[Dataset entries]
-- -- --
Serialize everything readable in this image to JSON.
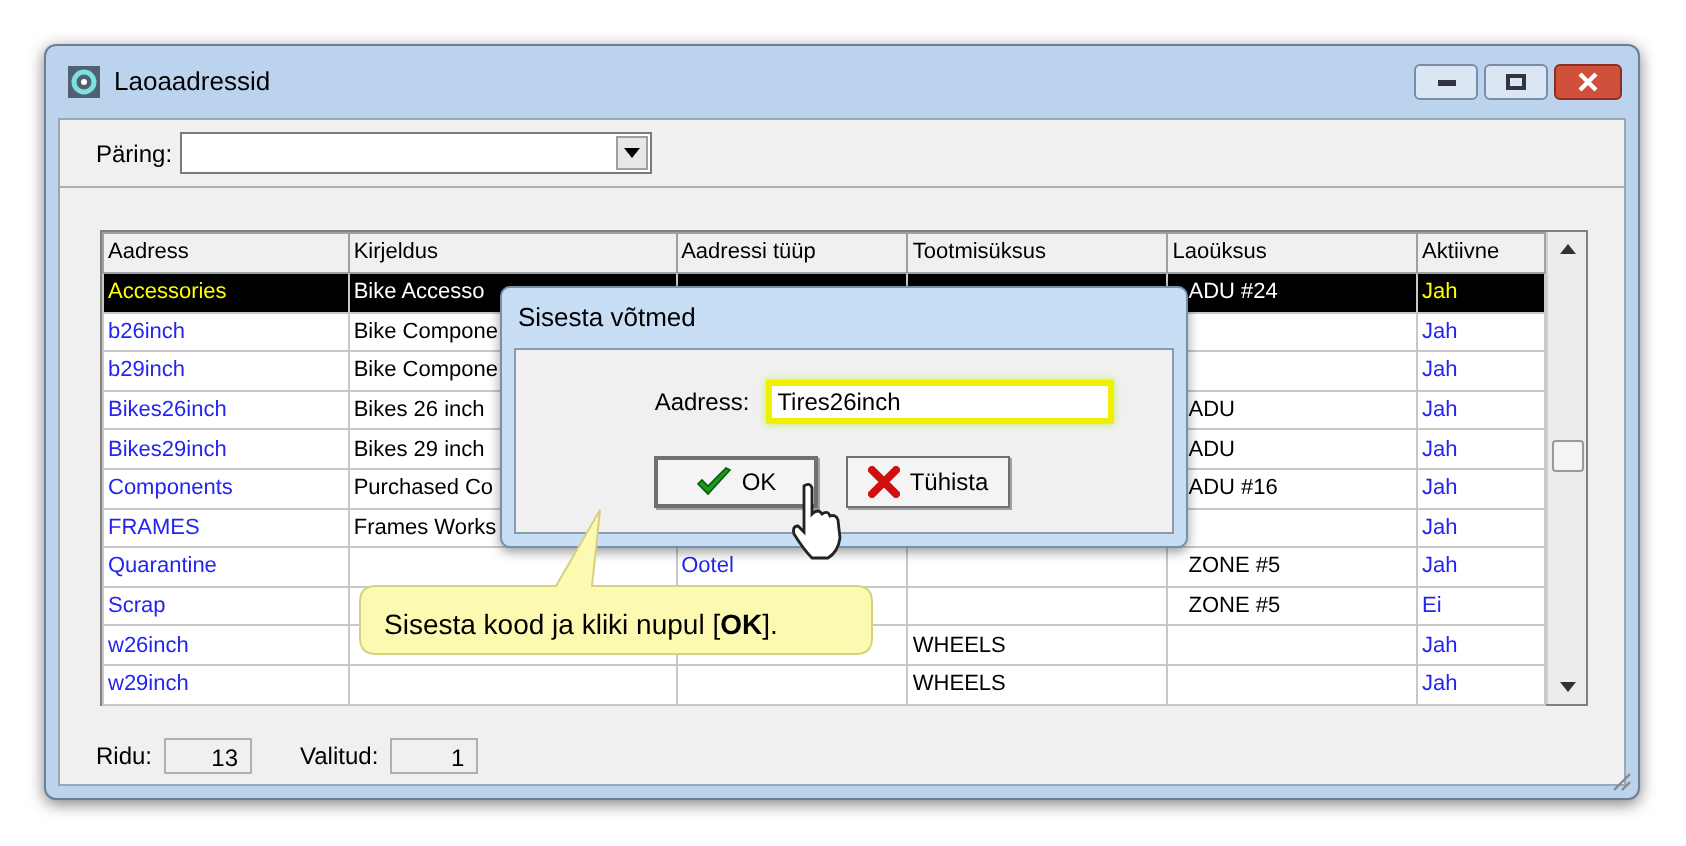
{
  "window": {
    "title": "Laoaadressid"
  },
  "query": {
    "label": "Päring:"
  },
  "table": {
    "columns": [
      "Aadress",
      "Kirjeldus",
      "Aadressi tüüp",
      "Tootmisüksus",
      "Laoüksus",
      "Aktiivne"
    ],
    "rows": [
      {
        "selected": true,
        "cells": [
          "Accessories",
          "Bike Accesso",
          "",
          "",
          "ADU #24",
          "Jah"
        ]
      },
      {
        "selected": false,
        "cells": [
          "b26inch",
          "Bike Compone",
          "",
          "",
          "",
          "Jah"
        ]
      },
      {
        "selected": false,
        "cells": [
          "b29inch",
          "Bike Compone",
          "",
          "",
          "",
          "Jah"
        ]
      },
      {
        "selected": false,
        "cells": [
          "Bikes26inch",
          "Bikes 26 inch",
          "",
          "",
          "ADU",
          "Jah"
        ]
      },
      {
        "selected": false,
        "cells": [
          "Bikes29inch",
          "Bikes 29 inch",
          "",
          "",
          "ADU",
          "Jah"
        ]
      },
      {
        "selected": false,
        "cells": [
          "Components",
          "Purchased Co",
          "",
          "",
          "ADU #16",
          "Jah"
        ]
      },
      {
        "selected": false,
        "cells": [
          "FRAMES",
          "Frames Works",
          "",
          "",
          "",
          "Jah"
        ]
      },
      {
        "selected": false,
        "cells": [
          "Quarantine",
          "",
          "Ootel",
          "",
          "ZONE #5",
          "Jah"
        ]
      },
      {
        "selected": false,
        "cells": [
          "Scrap",
          "",
          "",
          "",
          "ZONE #5",
          "Ei"
        ]
      },
      {
        "selected": false,
        "cells": [
          "w26inch",
          "",
          "",
          "WHEELS",
          "",
          "Jah"
        ]
      },
      {
        "selected": false,
        "cells": [
          "w29inch",
          "",
          "",
          "WHEELS",
          "",
          "Jah"
        ]
      }
    ]
  },
  "status_bar": {
    "rows_label": "Ridu:",
    "rows_value": "13",
    "selected_label": "Valitud:",
    "selected_value": "1"
  },
  "dialog": {
    "title": "Sisesta võtmed",
    "field_label": "Aadress:",
    "field_value": "Tires26inch",
    "buttons": [
      {
        "kind": "ok",
        "label": "OK"
      },
      {
        "kind": "cancel",
        "label": "Tühista"
      }
    ]
  },
  "callout": {
    "text": "Sisesta kood ja kliki nupul [**OK**]."
  }
}
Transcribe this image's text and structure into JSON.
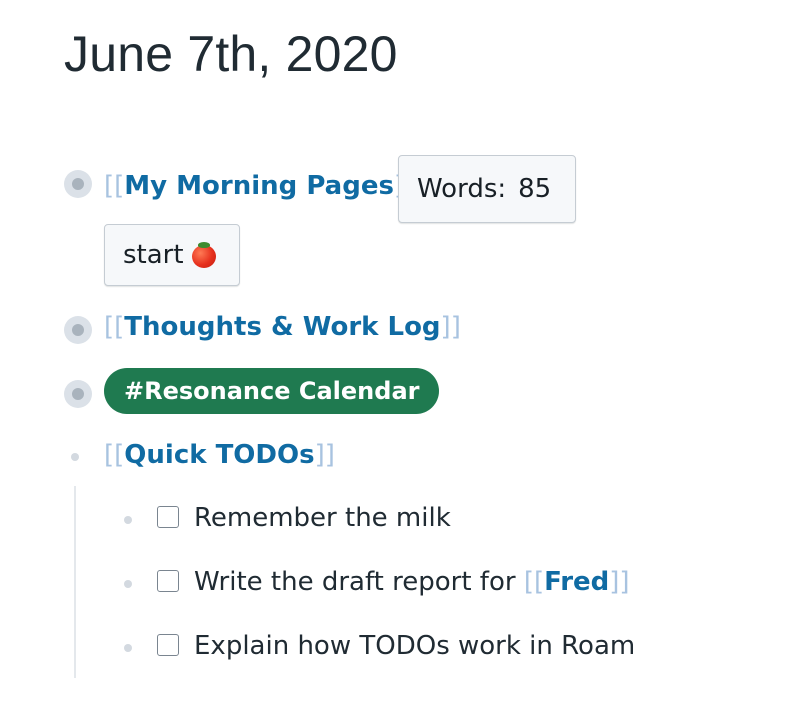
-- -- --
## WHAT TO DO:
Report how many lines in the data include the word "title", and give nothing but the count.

## ANSWER SECTION:
2